The Soapberry or Maple family.
There are around 140 genera (135 – 150) and 1900 (1325 – 2000) species.
Australia has around 190 species in 30 genera.
Subfamilies, with some better known genera include:

  • Dodonaeoideae with Dodonaea and Harpullia,
  • Hippocastanoideae with Acer,
  • Hippocastaneae with Aesculus (chestnut),
  • Sapindoideae with Cardiospermum.
  • Xanthoceratoideae.

Of uncertain placement are Alectryon, Cupaniopsis, Diploglottis, Jagera, Koelreuteria, Lepiderema, Litchi and Sapindus.

They are trees, shrubs, herbs, scramblers or climbers using tendrils that are modified inflorescences.
Many produce a milky latex.

The leaves are mostly alternate and in a spiral but are sometimes opposite.
The petiole often has a swollen base of specialised vascular tissue that allows movement.
Only a few have stipules.
Some have juvenile leaves that differ from the adult ones.

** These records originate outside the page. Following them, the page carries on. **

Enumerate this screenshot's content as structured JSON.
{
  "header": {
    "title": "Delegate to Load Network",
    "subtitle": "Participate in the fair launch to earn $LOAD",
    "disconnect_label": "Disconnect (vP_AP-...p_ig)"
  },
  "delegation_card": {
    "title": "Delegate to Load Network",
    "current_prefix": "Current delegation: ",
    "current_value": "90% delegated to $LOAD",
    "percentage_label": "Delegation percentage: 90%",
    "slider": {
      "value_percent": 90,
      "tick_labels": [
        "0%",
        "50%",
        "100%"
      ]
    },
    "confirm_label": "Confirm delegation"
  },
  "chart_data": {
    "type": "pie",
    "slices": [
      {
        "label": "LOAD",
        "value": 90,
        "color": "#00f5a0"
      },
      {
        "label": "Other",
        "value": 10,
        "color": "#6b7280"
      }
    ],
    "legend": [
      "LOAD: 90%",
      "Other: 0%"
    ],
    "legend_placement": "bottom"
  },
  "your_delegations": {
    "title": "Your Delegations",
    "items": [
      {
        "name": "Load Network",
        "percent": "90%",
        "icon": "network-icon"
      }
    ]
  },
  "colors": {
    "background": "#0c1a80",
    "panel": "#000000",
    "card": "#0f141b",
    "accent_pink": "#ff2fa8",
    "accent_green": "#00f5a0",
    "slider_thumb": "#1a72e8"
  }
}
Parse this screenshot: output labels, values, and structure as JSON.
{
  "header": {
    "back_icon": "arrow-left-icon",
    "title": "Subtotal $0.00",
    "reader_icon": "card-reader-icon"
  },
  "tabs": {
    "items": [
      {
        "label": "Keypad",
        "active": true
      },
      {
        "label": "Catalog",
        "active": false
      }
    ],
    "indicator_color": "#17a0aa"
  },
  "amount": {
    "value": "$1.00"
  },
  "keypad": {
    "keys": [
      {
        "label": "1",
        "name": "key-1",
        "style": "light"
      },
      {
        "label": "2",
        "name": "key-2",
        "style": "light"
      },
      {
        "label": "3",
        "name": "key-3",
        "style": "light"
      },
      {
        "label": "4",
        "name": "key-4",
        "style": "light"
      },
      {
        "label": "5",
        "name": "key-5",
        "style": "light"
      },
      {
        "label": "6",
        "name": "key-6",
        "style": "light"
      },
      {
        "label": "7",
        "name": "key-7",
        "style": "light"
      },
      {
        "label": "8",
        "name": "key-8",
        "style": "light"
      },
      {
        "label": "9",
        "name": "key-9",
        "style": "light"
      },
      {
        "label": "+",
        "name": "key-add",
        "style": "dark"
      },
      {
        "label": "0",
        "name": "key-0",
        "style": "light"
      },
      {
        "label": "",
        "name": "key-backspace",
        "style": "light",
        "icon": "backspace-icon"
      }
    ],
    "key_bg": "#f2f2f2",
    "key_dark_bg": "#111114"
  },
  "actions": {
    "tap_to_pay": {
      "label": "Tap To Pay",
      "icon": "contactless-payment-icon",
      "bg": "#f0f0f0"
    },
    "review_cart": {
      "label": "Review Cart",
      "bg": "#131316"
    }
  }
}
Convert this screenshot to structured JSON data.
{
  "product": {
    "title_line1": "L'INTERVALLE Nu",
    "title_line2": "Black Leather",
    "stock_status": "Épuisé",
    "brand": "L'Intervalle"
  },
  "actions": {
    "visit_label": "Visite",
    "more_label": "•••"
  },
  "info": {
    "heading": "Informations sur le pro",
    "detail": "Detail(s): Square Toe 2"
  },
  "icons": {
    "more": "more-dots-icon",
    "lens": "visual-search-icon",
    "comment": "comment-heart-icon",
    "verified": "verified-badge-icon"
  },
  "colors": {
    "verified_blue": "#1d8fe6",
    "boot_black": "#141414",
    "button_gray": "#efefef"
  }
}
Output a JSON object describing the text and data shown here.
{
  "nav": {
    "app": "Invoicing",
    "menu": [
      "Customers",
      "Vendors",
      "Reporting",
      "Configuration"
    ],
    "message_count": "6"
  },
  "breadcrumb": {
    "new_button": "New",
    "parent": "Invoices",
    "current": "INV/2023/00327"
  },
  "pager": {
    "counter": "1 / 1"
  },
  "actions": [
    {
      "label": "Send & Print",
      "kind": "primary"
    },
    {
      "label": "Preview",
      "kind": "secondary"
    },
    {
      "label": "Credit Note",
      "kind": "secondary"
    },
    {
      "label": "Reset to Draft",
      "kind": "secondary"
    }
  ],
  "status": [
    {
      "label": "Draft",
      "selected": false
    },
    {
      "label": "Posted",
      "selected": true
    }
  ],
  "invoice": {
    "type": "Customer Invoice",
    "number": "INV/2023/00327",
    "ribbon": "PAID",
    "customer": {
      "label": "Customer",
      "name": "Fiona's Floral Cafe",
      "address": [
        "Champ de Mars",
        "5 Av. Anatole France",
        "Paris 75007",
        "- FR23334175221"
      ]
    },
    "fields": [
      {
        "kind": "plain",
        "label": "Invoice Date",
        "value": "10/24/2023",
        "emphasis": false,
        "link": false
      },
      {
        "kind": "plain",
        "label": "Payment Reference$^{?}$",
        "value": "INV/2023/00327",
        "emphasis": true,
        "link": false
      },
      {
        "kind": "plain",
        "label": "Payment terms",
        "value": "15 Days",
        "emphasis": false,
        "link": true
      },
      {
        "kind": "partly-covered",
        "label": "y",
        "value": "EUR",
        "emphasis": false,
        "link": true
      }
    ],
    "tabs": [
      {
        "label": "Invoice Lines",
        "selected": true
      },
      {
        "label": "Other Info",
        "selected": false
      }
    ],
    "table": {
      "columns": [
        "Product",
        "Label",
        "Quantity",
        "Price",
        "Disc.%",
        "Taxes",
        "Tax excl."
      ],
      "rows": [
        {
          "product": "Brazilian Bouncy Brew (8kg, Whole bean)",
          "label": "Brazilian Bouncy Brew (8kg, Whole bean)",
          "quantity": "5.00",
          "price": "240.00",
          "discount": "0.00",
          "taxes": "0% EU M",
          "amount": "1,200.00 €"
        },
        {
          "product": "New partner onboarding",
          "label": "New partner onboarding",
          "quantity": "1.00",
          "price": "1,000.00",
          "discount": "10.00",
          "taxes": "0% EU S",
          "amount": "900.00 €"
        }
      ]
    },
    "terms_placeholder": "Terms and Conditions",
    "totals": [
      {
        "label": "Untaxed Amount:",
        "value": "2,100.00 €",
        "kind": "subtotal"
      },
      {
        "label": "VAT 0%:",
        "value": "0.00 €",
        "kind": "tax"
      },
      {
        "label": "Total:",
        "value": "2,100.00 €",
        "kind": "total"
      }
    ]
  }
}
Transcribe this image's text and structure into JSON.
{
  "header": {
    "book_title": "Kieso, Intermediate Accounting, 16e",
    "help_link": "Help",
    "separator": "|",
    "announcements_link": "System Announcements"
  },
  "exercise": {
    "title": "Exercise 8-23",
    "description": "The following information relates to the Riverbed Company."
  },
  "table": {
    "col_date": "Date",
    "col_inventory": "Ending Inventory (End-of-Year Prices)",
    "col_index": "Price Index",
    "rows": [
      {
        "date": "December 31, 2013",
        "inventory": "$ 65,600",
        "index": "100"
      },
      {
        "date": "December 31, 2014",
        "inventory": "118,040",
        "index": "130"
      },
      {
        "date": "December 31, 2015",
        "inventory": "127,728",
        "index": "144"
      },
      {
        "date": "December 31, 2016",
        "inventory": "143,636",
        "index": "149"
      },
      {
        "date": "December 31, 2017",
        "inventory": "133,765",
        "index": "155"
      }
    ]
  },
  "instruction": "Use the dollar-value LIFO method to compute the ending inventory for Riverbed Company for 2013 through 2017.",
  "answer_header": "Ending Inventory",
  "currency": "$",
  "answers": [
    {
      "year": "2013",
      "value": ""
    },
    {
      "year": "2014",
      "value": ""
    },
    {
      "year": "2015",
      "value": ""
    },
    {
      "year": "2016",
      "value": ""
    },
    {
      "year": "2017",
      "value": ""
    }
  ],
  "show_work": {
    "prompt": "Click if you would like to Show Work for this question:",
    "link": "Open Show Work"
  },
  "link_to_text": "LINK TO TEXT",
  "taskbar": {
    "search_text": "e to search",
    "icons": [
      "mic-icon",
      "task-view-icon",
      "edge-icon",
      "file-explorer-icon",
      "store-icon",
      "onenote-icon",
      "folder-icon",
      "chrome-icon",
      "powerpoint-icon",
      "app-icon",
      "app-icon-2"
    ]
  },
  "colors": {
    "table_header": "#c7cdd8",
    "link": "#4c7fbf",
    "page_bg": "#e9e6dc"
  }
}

Most have compound leaves that can be trifoliate, pinnate or bipinnate.
Leaflet petiolules usually have a pulvinus and the terminal leaflet may be reduced to a small spur.
In those with simple leaves they are often dissected.
There are often glands and domatia (small tufts of hair or pits).

Terminal or axillary inflorescences are mostly along, or on the ends of large branches in the crown.
They are rarely a solitary flower being mostly a variously arranged, branched cluster.
Most of the usually small flowers are on a stalk or pedicel.
There are bracts and often bracteoles.
Flowers may be bisexual, or unisexual with each on the same or different plants.
There is usually a hypogynous disc as a gland, disc or indistinct patch.
Some have the stamens &/or ovary on a stalk.

There are 4 or 5 (3 -7) sepals that may be free or joined at the base.
The corolla has 4 or 5 (0) petals that are usually joined.

Petals often have a claw base.
They often have 1 or 2 hairy, scale-like basal appendages on the inner surface.

There are mostly 4 – 5 or 8- 10 (6 – many) stamens in 1 or 2 whorls.
They are typically inserted inside the nectiferous disc.
There are often hairs (appendages) on the filaments.
The dorsi or basi-fixed anthers open inwards via longitudinal slits.
In male flowers the stamens, all fertile, extend beyond the corolla.
In female flowers the stamens are reduced or resemble sepals.

The superior ovary, from 3 (2, 6, 8) united carpels, has 1 to 8 locules.
There is usually a single (2 – 4) style with 2 or 3 stigma lobes.
The 1 (2) ovules in each locule have basal or axile placentation.
In male flowers the ovary is rudimentary.

The fleshy or dry fruit can be nuts, berries, drupes, schizocarps, samaras or a capsule that opens in various ways.
The seeds frequently have an aril (a fleshy thickening where the seed is attached).